*A runtime chart with some aberrant behavior*

that will not go unpunished!

that will not go unpunished!

There are clearly some problems with this data. I have highlighted (red ellipse) two short periods where the color was just plain wonky. Some of the other outliers are a bit clustered as well. Below I have an a*b* scatter plot of that data (on the left), and a zoomed-in portion of that plot which shows some undeniable wonk.

*Look at all the pretty dots that aren't in the corral where they belong*

I'm gonna say that the reason that the variation in this data set does not fit the 3D normal model is because this particular process is not in control. The case gets stronger that color variation is 3D normal when the process is under control.

**Are you tired of looking at data yet?**

We have looked at data from Company K and Company B. How about two data sets from Company R? These two data sets are also printed colors, but they are not the standard process colors. There are about 1,000 measurements of a pink spot color, and 600 measurements of a brown spot color. One new thing in this set... these are measurements from an inline system, so they are all from the same print run.

First we look at the CPDF for the pink data. Yes! I won't show the scatterplots in L*a*b*, but trust me. They look good. Another case of "3D normal" and "color process in good control" going hand-in-hand.

*Yet another boring plot that corroborates my assumptions*

Next we see the CPDF of Zc for the brown data. It's not as good as the pink data, or the Kodak, or the M 50 CPDF plots, but not quite as bad as the C 100. So, we might think that the process for brown is in

*moderate*control?*Brown might not be so much in control?*

The runtime chart of Zc looks pretty much like all the others (I could plop the image in here, but it wouldn't tell us much). The scatter plots of L*a*b* values also look reasonable... well, kinda. Let's have a look.

*Halley's comet? Or a scatterplot of variation in brown?*

.This data doesn't look fully symmetric. It looks like it's a little skewed toward the lower left. And
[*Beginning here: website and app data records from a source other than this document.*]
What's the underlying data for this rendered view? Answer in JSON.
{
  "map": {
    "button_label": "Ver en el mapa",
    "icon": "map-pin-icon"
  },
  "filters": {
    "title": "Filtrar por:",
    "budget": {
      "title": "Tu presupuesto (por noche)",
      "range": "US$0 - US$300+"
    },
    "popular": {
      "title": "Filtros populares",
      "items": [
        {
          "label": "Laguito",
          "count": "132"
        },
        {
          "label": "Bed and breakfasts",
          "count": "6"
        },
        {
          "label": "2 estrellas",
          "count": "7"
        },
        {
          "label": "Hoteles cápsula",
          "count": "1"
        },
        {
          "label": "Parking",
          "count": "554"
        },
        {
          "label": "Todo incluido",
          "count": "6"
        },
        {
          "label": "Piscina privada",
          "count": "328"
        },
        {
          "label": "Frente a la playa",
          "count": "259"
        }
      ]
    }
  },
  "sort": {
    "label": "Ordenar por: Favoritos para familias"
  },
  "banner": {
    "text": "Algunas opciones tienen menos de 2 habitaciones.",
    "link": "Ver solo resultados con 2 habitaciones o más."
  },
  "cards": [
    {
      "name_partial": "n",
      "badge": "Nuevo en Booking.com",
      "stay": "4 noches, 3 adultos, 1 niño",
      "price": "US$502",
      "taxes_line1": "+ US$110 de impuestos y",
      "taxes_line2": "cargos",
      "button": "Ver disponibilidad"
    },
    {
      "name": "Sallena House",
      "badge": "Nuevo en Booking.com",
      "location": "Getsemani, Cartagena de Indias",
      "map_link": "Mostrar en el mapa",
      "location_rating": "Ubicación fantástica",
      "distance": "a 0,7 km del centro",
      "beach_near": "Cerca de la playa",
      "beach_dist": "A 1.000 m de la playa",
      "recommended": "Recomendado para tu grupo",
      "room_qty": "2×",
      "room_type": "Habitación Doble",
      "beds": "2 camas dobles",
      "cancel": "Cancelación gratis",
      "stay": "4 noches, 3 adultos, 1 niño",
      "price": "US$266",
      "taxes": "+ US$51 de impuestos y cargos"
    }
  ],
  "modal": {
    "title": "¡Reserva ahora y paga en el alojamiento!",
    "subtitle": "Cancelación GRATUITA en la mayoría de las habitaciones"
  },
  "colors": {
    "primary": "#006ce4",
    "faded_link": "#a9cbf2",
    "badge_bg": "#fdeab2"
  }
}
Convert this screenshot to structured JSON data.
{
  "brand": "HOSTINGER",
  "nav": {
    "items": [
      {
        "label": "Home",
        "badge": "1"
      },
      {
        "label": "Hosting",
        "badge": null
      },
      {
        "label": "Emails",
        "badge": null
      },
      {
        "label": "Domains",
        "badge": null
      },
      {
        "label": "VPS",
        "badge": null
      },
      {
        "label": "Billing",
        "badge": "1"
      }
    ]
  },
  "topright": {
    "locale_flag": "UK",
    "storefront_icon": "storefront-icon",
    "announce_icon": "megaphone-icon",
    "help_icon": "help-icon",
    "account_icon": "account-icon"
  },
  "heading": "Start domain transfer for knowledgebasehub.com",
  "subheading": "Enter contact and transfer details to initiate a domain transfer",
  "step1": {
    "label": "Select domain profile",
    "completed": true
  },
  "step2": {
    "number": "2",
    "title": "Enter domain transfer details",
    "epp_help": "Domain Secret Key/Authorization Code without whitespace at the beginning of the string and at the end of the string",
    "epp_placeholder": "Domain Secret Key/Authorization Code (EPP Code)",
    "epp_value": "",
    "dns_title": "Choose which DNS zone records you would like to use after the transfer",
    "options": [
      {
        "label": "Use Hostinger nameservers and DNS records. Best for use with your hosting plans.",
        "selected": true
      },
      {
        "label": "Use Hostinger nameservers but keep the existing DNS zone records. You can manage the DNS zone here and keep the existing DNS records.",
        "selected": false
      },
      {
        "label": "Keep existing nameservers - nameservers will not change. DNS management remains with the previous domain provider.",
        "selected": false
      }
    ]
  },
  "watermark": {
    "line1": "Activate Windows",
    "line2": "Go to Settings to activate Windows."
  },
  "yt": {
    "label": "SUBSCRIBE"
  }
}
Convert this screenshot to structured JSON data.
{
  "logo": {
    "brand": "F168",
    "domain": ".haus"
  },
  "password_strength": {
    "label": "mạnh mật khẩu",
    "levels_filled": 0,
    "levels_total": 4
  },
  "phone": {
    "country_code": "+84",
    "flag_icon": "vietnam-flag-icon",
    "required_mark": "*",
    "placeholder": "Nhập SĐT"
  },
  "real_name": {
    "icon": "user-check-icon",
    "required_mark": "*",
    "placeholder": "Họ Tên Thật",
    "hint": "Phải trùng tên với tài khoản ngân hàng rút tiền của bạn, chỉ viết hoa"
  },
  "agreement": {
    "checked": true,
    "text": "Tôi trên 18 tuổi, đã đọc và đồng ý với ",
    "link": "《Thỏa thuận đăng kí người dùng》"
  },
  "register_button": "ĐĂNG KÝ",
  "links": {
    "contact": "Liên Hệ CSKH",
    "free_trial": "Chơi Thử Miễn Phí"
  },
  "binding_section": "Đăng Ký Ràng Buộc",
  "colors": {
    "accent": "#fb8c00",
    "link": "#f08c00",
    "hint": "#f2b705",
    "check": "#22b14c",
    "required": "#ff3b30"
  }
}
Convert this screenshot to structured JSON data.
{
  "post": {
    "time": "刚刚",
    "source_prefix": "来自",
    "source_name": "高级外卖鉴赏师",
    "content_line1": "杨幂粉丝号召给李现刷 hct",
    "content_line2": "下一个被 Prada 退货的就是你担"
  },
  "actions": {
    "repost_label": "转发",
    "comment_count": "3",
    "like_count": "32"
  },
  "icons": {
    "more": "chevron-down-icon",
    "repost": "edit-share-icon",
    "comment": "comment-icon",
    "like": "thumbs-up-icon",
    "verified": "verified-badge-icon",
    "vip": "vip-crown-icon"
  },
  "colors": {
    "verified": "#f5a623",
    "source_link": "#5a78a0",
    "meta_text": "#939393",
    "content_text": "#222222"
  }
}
*that*is why the CPDF plot of brown looks a bit funky. Once again, we see that the CPDF of Zc values for a set of color variation is a decent way to quickly assess whether there is something wrong with the process.
But

*why*is the brown plot skewed? I know the answer, but we're gonna have to wait for the full exposition in another blog post.
For the tine being, let me state the thrilling conclusion of this blog post.

**The thrilling conclusion of this blog post**

When a color producing process is "in control" (whatever that means), the variation in L*a*b* will be 3D normal. This means that we can look at the CPDF of Zc as a quick way to tell if we have exited the ramp to Wonkyville.